== What the task requires ==
Exactness is required throughout. Return every record once more.

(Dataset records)
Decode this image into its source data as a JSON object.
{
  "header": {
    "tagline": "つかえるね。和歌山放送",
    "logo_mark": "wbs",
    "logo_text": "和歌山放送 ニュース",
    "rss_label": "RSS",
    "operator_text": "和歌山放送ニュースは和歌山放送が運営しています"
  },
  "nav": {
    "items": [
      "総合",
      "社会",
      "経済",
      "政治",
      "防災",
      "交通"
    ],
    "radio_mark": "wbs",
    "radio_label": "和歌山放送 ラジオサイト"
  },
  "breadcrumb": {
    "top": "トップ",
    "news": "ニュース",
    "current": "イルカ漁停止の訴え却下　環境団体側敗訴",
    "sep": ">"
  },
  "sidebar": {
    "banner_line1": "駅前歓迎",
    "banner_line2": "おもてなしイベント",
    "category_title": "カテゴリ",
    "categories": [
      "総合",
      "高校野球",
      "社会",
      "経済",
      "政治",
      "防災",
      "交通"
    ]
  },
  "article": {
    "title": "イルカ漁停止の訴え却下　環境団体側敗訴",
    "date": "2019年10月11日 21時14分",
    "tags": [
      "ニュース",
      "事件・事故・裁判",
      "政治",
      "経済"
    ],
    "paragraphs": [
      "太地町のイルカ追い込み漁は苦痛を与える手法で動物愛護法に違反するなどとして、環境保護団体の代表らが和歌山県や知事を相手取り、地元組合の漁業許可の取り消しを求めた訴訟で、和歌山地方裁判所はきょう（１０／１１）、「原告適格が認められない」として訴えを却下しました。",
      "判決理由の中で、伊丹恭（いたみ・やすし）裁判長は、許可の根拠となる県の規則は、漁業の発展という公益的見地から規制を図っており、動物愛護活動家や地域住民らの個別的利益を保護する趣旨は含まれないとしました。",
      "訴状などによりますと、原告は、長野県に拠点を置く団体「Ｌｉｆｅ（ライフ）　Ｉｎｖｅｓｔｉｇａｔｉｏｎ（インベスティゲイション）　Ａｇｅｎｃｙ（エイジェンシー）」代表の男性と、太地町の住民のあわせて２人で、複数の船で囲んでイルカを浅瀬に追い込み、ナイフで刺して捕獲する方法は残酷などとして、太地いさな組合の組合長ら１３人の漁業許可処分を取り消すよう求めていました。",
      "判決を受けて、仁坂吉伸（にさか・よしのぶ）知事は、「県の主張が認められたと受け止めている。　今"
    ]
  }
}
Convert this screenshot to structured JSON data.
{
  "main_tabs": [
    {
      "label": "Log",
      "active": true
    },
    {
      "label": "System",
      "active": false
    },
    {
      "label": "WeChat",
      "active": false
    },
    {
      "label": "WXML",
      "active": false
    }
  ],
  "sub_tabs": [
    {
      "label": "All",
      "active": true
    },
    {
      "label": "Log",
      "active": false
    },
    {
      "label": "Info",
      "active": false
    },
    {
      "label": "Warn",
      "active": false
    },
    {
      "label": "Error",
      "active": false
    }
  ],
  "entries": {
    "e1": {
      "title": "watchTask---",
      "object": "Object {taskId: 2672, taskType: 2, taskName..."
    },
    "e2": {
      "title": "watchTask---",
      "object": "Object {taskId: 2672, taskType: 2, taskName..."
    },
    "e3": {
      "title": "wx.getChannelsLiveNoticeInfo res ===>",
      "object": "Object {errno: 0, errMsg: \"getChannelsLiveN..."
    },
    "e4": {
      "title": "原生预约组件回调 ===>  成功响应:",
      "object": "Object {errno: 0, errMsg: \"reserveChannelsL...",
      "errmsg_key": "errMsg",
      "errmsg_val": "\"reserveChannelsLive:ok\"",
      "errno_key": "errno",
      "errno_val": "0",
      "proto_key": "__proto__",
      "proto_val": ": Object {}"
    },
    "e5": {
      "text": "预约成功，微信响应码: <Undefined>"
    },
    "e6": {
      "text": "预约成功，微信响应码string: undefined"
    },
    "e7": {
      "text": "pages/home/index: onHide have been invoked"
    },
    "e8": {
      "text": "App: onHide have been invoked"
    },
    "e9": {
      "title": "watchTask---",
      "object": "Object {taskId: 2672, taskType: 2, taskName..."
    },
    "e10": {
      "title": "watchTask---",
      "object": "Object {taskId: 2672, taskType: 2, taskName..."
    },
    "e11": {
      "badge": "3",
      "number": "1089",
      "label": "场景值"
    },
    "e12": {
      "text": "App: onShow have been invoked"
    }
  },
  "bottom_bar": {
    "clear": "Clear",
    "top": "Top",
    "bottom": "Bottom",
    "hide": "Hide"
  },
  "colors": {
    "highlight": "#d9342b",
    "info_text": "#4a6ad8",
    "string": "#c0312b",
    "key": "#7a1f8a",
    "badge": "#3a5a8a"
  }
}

== Result of this exercise ==
Decode this image into its source data as a JSON object.
{
  "header": {
    "tagline": "つかえるね。和歌山放送",
    "logo_mark": "wbs",
    "logo_text": "和歌山放送 ニュース",
    "rss_label": "RSS",
    "operator_text": "和歌山放送ニュースは和歌山放送が運営しています"
  },
  "nav": {
    "items": [
      "総合",
      "社会",
      "経済",
      "政治",
      "防災",
      "交通"
    ],
    "radio_mark": "wbs",
    "radio_label": "和歌山放送 ラジオサイト"
  },
  "breadcrumb": {
    "top": "トップ",
    "news": "ニュース",
    "current": "イルカ漁停止の訴え却下　環境団体側敗訴",
    "sep": ">"
  },
  "sidebar": {
    "banner_line1": "駅前歓迎",
    "banner_line2": "おもてなしイベント",
    "category_title": "カテゴリ",
    "categories": [
      "総合",
      "高校野球",
      "社会",
      "経済",
      "政治",
      "防災",
      "交通"
    ]
  },
  "article": {
    "title": "イルカ漁停止の訴え却下　環境団体側敗訴",
    "date": "2019年10月11日 21時14分",
    "tags": [
      "ニュース",
      "事件・事故・裁判",
      "政治",
      "経済"
    ],
    "paragraphs": [
      "太地町のイルカ追い込み漁は苦痛を与える手法で動物愛護法に違反するなどとして、環境保護団体の代表らが和歌山県や知事を相手取り、地元組合の漁業許可の取り消しを求めた訴訟で、和歌山地方裁判所はきょう（１０／１１）、「原告適格が認められない」として訴えを却下しました。",
      "判決理由の中で、伊丹恭（いたみ・やすし）裁判長は、許可の根拠となる県の規則は、漁業の発展という公益的見地から規制を図っており、動物愛護活動家や地域住民らの個別的利益を保護する趣旨は含まれないとしました。",
      "訴状などによりますと、原告は、長野県に拠点を置く団体「Ｌｉｆｅ（ライフ）　Ｉｎｖｅｓｔｉｇａｔｉｏｎ（インベスティゲイション）　Ａｇｅｎｃｙ（エイジェンシー）」代表の男性と、太地町の住民のあわせて２人で、複数の船で囲んでイルカを浅瀬に追い込み、ナイフで刺して捕獲する方法は残酷などとして、太地いさな組合の組合長ら１３人の漁業許可処分を取り消すよう求めていました。",
      "判決を受けて、仁坂吉伸（にさか・よしのぶ）知事は、「県の主張が認められたと受け止めている。　今"
    ]
  }
}
Convert this screenshot to structured JSON data.
{
  "main_tabs": [
    {
      "label": "Log",
      "active": true
    },
    {
      "label": "System",
      "active": false
    },
    {
      "label": "WeChat",
      "active": false
    },
    {
      "label": "WXML",
      "active": false
    }
  ],
  "sub_tabs": [
    {
      "label": "All",
      "active": true
    },
    {
      "label": "Log",
      "active": false
    },
    {
      "label": "Info",
      "active": false
    },
    {
      "label": "Warn",
      "active": false
    },
    {
      "label": "Error",
      "active": false
    }
  ],
  "entries": {
    "e1": {
      "title": "watchTask---",
      "object": "Object {taskId: 2672, taskType: 2, taskName..."
    },
    "e2": {
      "title": "watchTask---",
      "object": "Object {taskId: 2672, taskType: 2, taskName..."
    },
    "e3": {
      "title": "wx.getChannelsLiveNoticeInfo res ===>",
      "object": "Object {errno: 0, errMsg: \"getChannelsLiveN..."
    },
    "e4": {
      "title": "原生预约组件回调 ===>  成功响应:",
      "object": "Object {errno: 0, errMsg: \"reserveChannelsL...",
      "errmsg_key": "errMsg",
      "errmsg_val": "\"reserveChannelsLive:ok\"",
      "errno_key": "errno",
      "errno_val": "0",
      "proto_key": "__proto__",
      "proto_val": ": Object {}"
    },
    "e5": {
      "text": "预约成功，微信响应码: <Undefined>"
    },
    "e6": {
      "text": "预约成功，微信响应码string: undefined"
    },
    "e7": {
      "text": "pages/home/index: onHide have been invoked"
    },
    "e8": {
      "text": "App: onHide have been invoked"
    },
    "e9": {
      "title": "watchTask---",
      "object": "Object {taskId: 2672, taskType: 2, taskName..."
    },
    "e10": {
      "title": "watchTask---",
      "object": "Object {taskId: 2672, taskType: 2, taskName..."
    },
    "e11": {
      "badge": "3",
      "number": "1089",
      "label": "场景值"
    },
    "e12": {
      "text": "App: onShow have been invoked"
    }
  },
  "bottom_bar": {
    "clear": "Clear",
    "top": "Top",
    "bottom": "Bottom",
    "hide": "Hide"
  },
  "colors": {
    "highlight": "#d9342b",
    "info_text": "#4a6ad8",
    "string": "#c0312b",
    "key": "#7a1f8a",
    "badge": "#3a5a8a"
  }
}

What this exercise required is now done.